*TASK:* Return copies of the lines below that mention "thumbnail".

*Element data from apps and pages:*

* * * * * * * * *

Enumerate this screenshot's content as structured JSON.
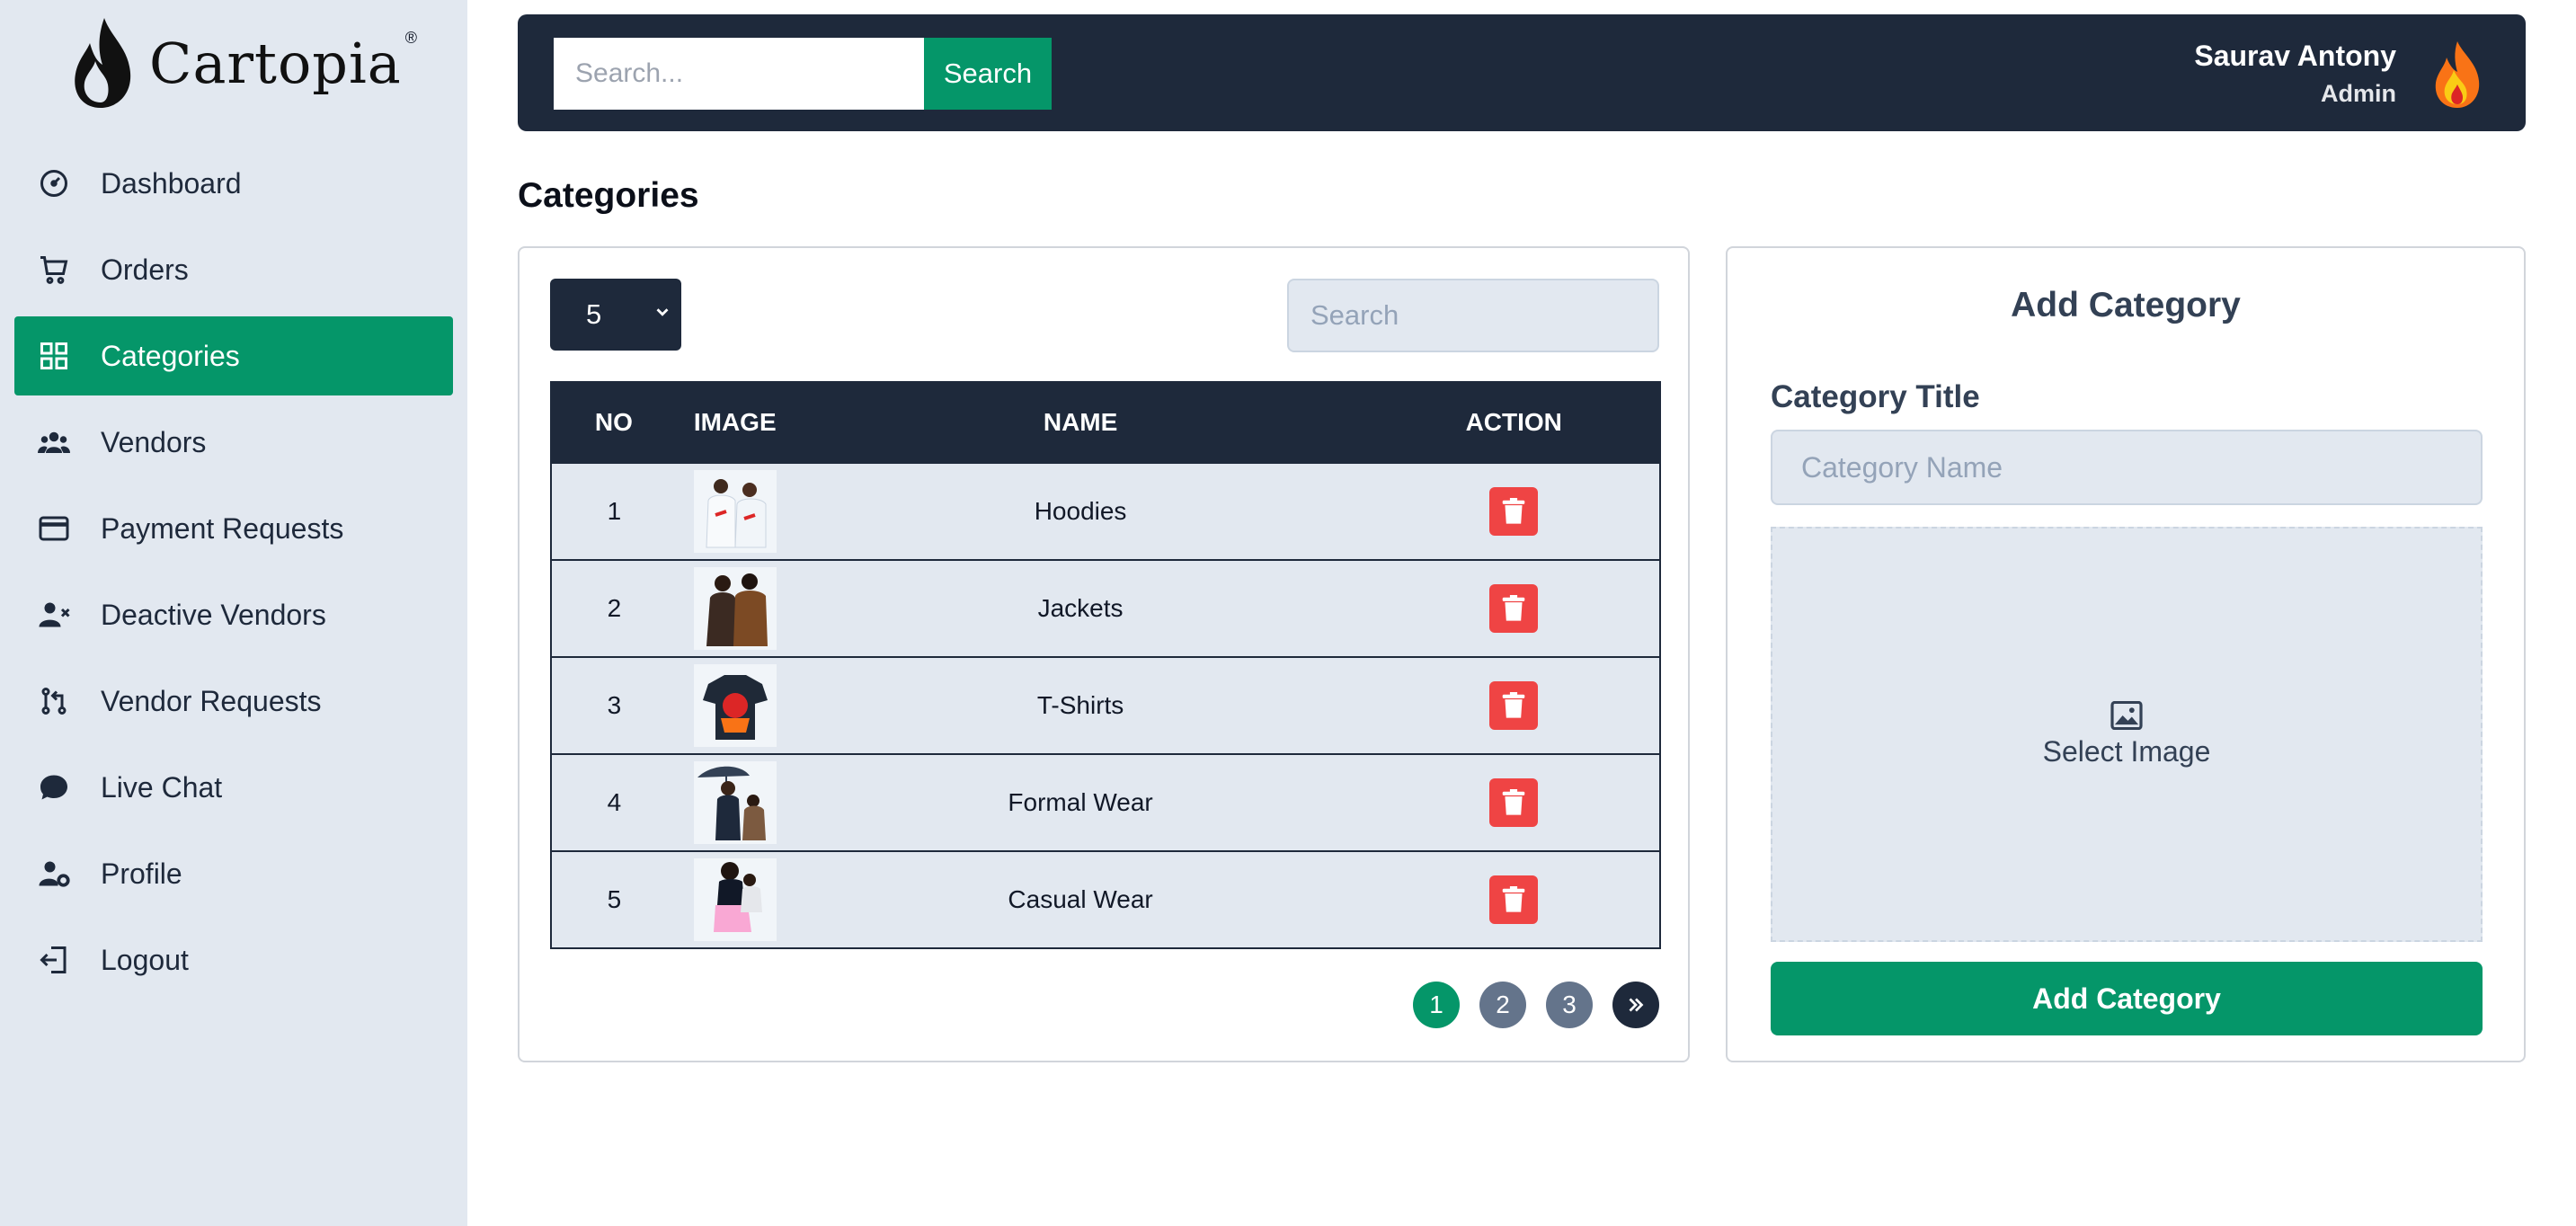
{
  "brand": {
    "name": "Cartopia",
    "registered_mark": "®"
  },
  "sidebar": {
    "items": [
      {
        "label": "Dashboard",
        "icon": "dashboard-gauge-icon",
        "active": false
      },
      {
        "label": "Orders",
        "icon": "shopping-cart-icon",
        "active": false
      },
      {
        "label": "Categories",
        "icon": "grid-icon",
        "active": true
      },
      {
        "label": "Vendors",
        "icon": "users-icon",
        "active": false
      },
      {
        "label": "Payment Requests",
        "icon": "credit-card-icon",
        "active": false
      },
      {
        "label": "Deactive Vendors",
        "icon": "user-x-icon",
        "active": false
      },
      {
        "label": "Vendor Requests",
        "icon": "pull-request-icon",
        "active": false
      },
      {
        "label": "Live Chat",
        "icon": "chat-bubble-icon",
        "active": false
      },
      {
        "label": "Profile",
        "icon": "user-gear-icon",
        "active": false
      },
      {
        "label": "Logout",
        "icon": "logout-icon",
        "active": false
      }
    ]
  },
  "header": {
    "search_placeholder": "Search...",
    "search_button": "Search",
    "user_name": "Saurav Antony",
    "user_role": "Admin"
  },
  "page": {
    "title": "Categories"
  },
  "list": {
    "per_page": "5",
    "search_placeholder": "Search",
    "columns": [
      "NO",
      "IMAGE",
      "NAME",
      "ACTION"
    ],
    "rows": [
      {
        "no": "1",
        "name": "Hoodies",
        "image": "hoodies-thumbnail"
      },
      {
        "no": "2",
        "name": "Jackets",
        "image": "jackets-thumbnail"
      },
      {
        "no": "3",
        "name": "T-Shirts",
        "image": "tshirts-thumbnail"
      },
      {
        "no": "4",
        "name": "Formal Wear",
        "image": "formal-wear-thumbnail"
      },
      {
        "no": "5",
        "name": "Casual Wear",
        "image": "casual-wear-thumbnail"
      }
    ],
    "pagination": {
      "pages": [
        "1",
        "2",
        "3"
      ],
      "current": "1",
      "next_icon": "chevrons-right-icon"
    }
  },
  "add_category": {
    "title": "Add Category",
    "field_label": "Category Title",
    "name_placeholder": "Category Name",
    "select_image": "Select Image",
    "submit": "Add Category"
  },
  "colors": {
    "accent": "#059669",
    "dark": "#1e293b",
    "sidebar_bg": "#e2e8f0",
    "danger": "#ef4444"
  }
}
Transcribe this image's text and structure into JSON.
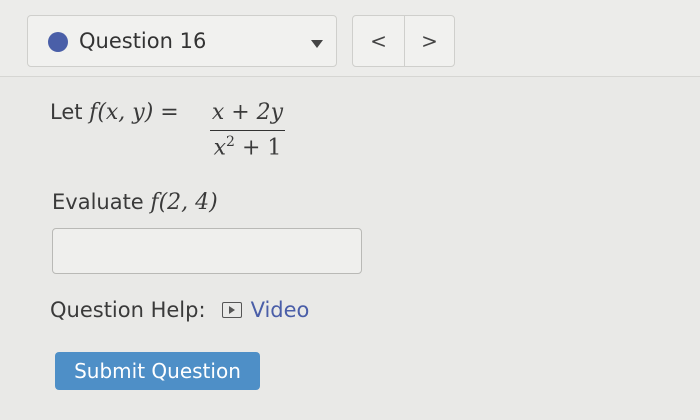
{
  "header": {
    "question_label": "Question 16",
    "prev_label": "<",
    "next_label": ">"
  },
  "problem": {
    "stem_prefix": "Let",
    "function_lhs": "f(x, y) =",
    "numerator": "x + 2y",
    "denominator_base": "x",
    "denominator_exp": "2",
    "denominator_rest": " + 1",
    "evaluate_prefix": "Evaluate",
    "evaluate_expr": "f(2, 4)"
  },
  "answer": {
    "value": ""
  },
  "help": {
    "label": "Question Help:",
    "video_label": "Video"
  },
  "submit": {
    "label": "Submit Question"
  },
  "colors": {
    "accent": "#4a5fa8",
    "submit_bg": "#4e8fc7",
    "link": "#4a5ea8",
    "background": "#e9e9e7"
  },
  "icons": {
    "status": "filled-circle-icon",
    "dropdown": "caret-down-icon",
    "video": "play-box-icon"
  }
}
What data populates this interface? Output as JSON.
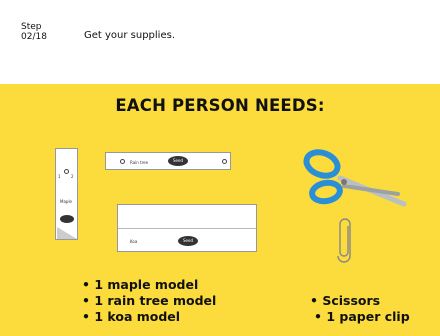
{
  "header": {
    "step_label": "Step",
    "step_count": "02/18",
    "instruction": "Get your supplies."
  },
  "panel": {
    "heading": "EACH PERSON NEEDS:",
    "maple": {
      "label": "Maple",
      "numbers": [
        "1",
        "2"
      ]
    },
    "rain_tree": {
      "label": "Rain tree",
      "seed": "Seed"
    },
    "koa": {
      "label": "Koa",
      "seed": "Seed"
    },
    "models_list": [
      "1 maple model",
      "1 rain tree model",
      "1 koa model"
    ],
    "tools_list": [
      "Scissors",
      "1 paper clip"
    ],
    "colors": {
      "background": "#fbdc3c",
      "scissor_handle": "#2a8fd6"
    }
  }
}
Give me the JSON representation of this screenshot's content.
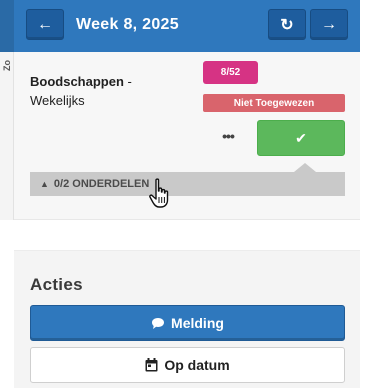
{
  "header": {
    "prev_icon": "arrow-left-icon",
    "prev_glyph": "←",
    "title": "Week 8, 2025",
    "refresh_icon": "refresh-icon",
    "refresh_glyph": "↻",
    "next_icon": "arrow-right-icon",
    "next_glyph": "→",
    "color": "#2f78bd"
  },
  "sidebar": {
    "label": "Zo"
  },
  "task": {
    "name": "Boodschappen",
    "separator": " - ",
    "frequency": "Wekelijks",
    "count_badge": "8/52",
    "count_color": "#d63384",
    "status_badge": "Niet Toegewezen",
    "status_color": "#d9646c",
    "more_glyph": "•••",
    "complete_icon": "check-icon",
    "complete_glyph": "✔",
    "complete_color": "#5cb85c",
    "parts_chevron": "▲",
    "parts_label": "0/2 ONDERDELEN"
  },
  "actions": {
    "title": "Acties",
    "melding_icon": "comment-icon",
    "melding_glyph": "💬",
    "melding_label": "Melding",
    "datum_icon": "calendar-icon",
    "datum_glyph": "📅",
    "datum_label": "Op datum"
  }
}
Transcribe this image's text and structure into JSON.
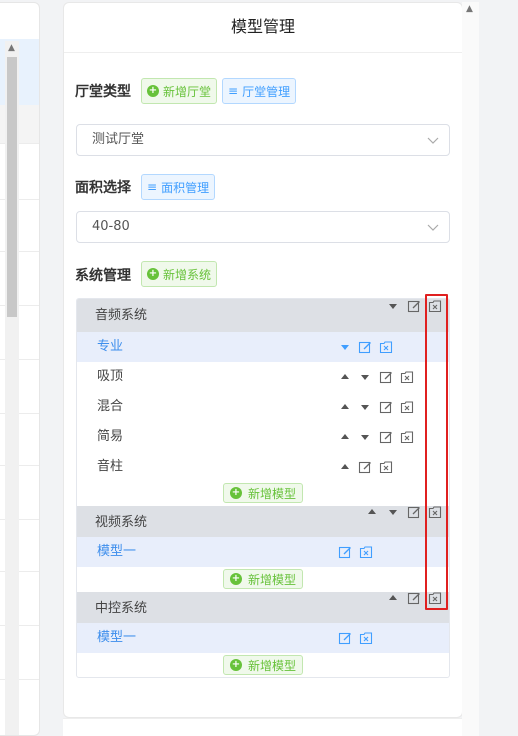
{
  "panel": {
    "title": "模型管理",
    "hall_type": {
      "label": "厅堂类型",
      "add_label": "新增厅堂",
      "manage_label": "厅堂管理",
      "selected": "测试厅堂"
    },
    "area": {
      "label": "面积选择",
      "manage_label": "面积管理",
      "selected": "40-80"
    },
    "system": {
      "label": "系统管理",
      "add_label": "新增系统"
    }
  },
  "systems": [
    {
      "name": "音频系统",
      "models": [
        "专业",
        "吸顶",
        "混合",
        "简易",
        "音柱"
      ],
      "add_model_label": "新增模型"
    },
    {
      "name": "视频系统",
      "models": [
        "模型一"
      ],
      "add_model_label": "新增模型"
    },
    {
      "name": "中控系统",
      "models": [
        "模型一"
      ],
      "add_model_label": "新增模型"
    }
  ],
  "colors": {
    "accent_blue": "#409eff",
    "accent_green": "#67c23a",
    "highlight_red": "#e02020",
    "header_gray": "#dde0e5",
    "active_row": "#e8eefb"
  }
}
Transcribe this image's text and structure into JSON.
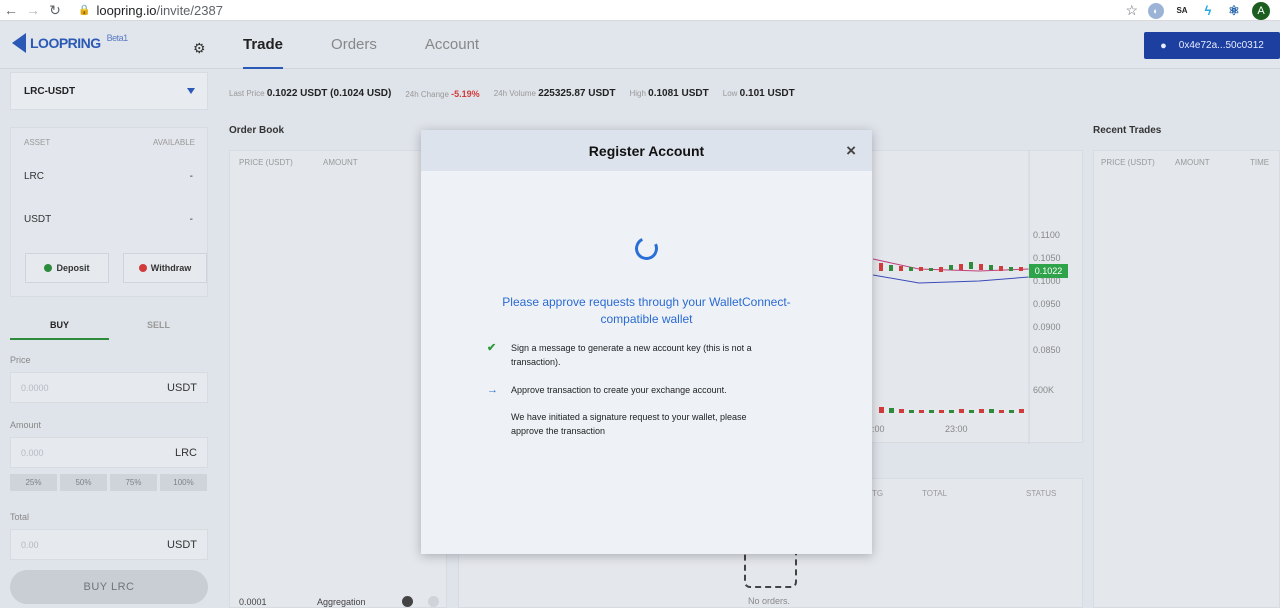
{
  "browser": {
    "url_domain": "loopring.io",
    "url_path": "/invite/2387",
    "ext_sa": "SA",
    "avatar_letter": "A"
  },
  "header": {
    "logo_text": "LOOPRING",
    "logo_beta": "Beta1",
    "tabs": [
      {
        "label": "Trade",
        "active": true
      },
      {
        "label": "Orders",
        "active": false
      },
      {
        "label": "Account",
        "active": false
      }
    ],
    "wallet_address": "0x4e72a...50c0312"
  },
  "sidebar": {
    "pair": "LRC-USDT",
    "asset_col": "ASSET",
    "available_col": "AVAILABLE",
    "assets": [
      {
        "name": "LRC",
        "available": "-"
      },
      {
        "name": "USDT",
        "available": "-"
      }
    ],
    "deposit_label": "Deposit",
    "withdraw_label": "Withdraw",
    "buy_tab": "BUY",
    "sell_tab": "SELL",
    "price_label": "Price",
    "price_placeholder": "0.0000",
    "price_unit": "USDT",
    "amount_label": "Amount",
    "amount_placeholder": "0.000",
    "amount_unit": "LRC",
    "percents": [
      "25%",
      "50%",
      "75%",
      "100%"
    ],
    "total_label": "Total",
    "total_placeholder": "0.00",
    "total_unit": "USDT",
    "buy_button": "BUY  LRC"
  },
  "ticker": {
    "last_price_label": "Last Price",
    "last_price": "0.1022 USDT (0.1024 USD)",
    "change_label": "24h Change",
    "change": "-5.19%",
    "volume_label": "24h Volume",
    "volume": "225325.87 USDT",
    "high_label": "High",
    "high": "0.1081 USDT",
    "low_label": "Low",
    "low": "0.101 USDT"
  },
  "order_book": {
    "title": "Order Book",
    "price_col": "PRICE (USDT)",
    "amount_col": "AMOUNT",
    "precision": "0.0001",
    "aggregation": "Aggregation"
  },
  "chart": {
    "ticks": [
      "0.1100",
      "0.1050",
      "0.1000",
      "0.0950",
      "0.0900",
      "0.0850"
    ],
    "current": "0.1022",
    "volume_tick": "600K",
    "time_labels": [
      ":00",
      "23:00"
    ]
  },
  "orders_panel": {
    "cols": [
      "TG",
      "TOTAL",
      "STATUS"
    ],
    "empty": "No orders."
  },
  "recent_trades": {
    "title": "Recent Trades",
    "price_col": "PRICE (USDT)",
    "amount_col": "AMOUNT",
    "time_col": "TIME"
  },
  "modal": {
    "title": "Register Account",
    "close": "×",
    "approve_text": "Please approve requests through your WalletConnect-compatible wallet",
    "step1": "Sign a message to generate a new account key (this is not a transaction).",
    "step2": "Approve transaction to create your exchange account.",
    "step2_note": "We have initiated a signature request to your wallet, please approve the transaction"
  },
  "colors": {
    "accent": "#2a5ab5",
    "buy": "#2e8b3c",
    "sell": "#d23b3b"
  }
}
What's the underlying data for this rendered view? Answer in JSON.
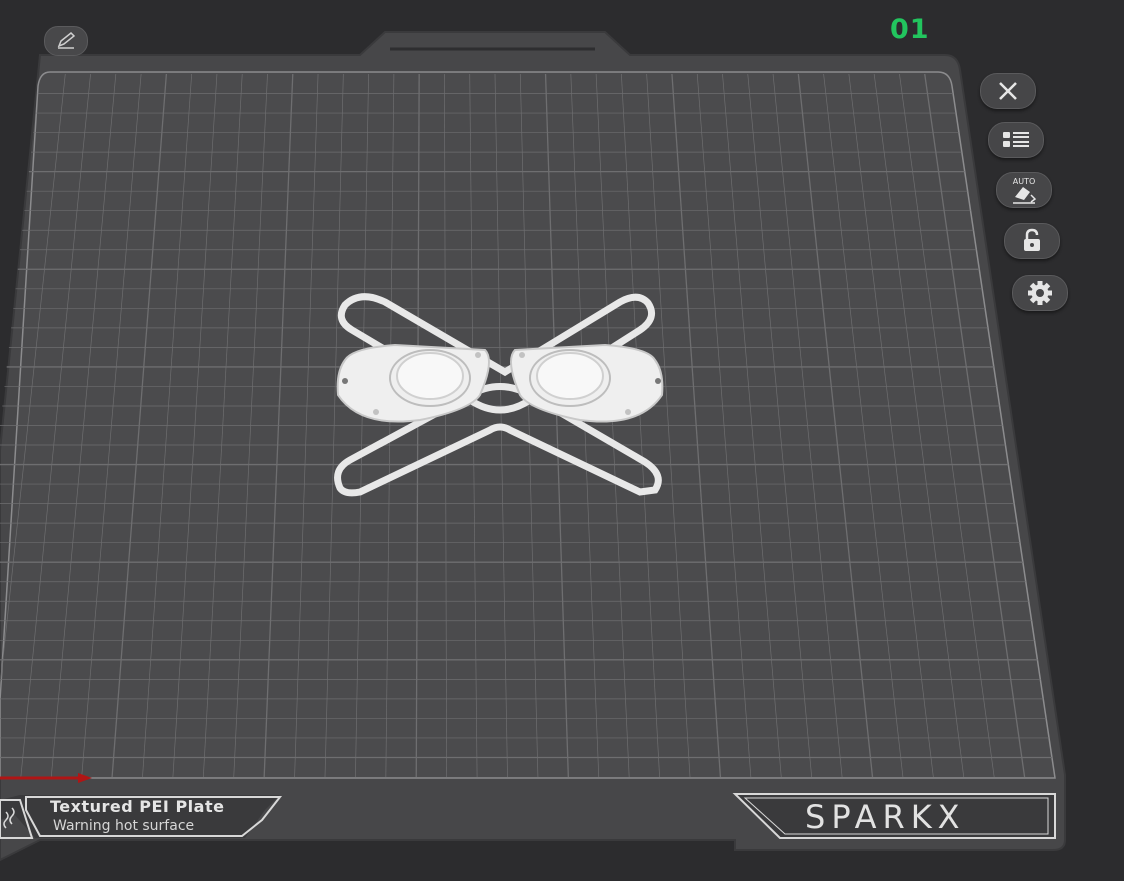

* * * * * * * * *

*OUTPUT FOR THIS TASK:*
        "image": "hoodies-thumbnail"
        "image": "jackets-thumbnail"
        "image": "tshirts-thumbnail"
        "image": "formal-wear-thumbnail"
        "image": "casual-wear-thumbnail"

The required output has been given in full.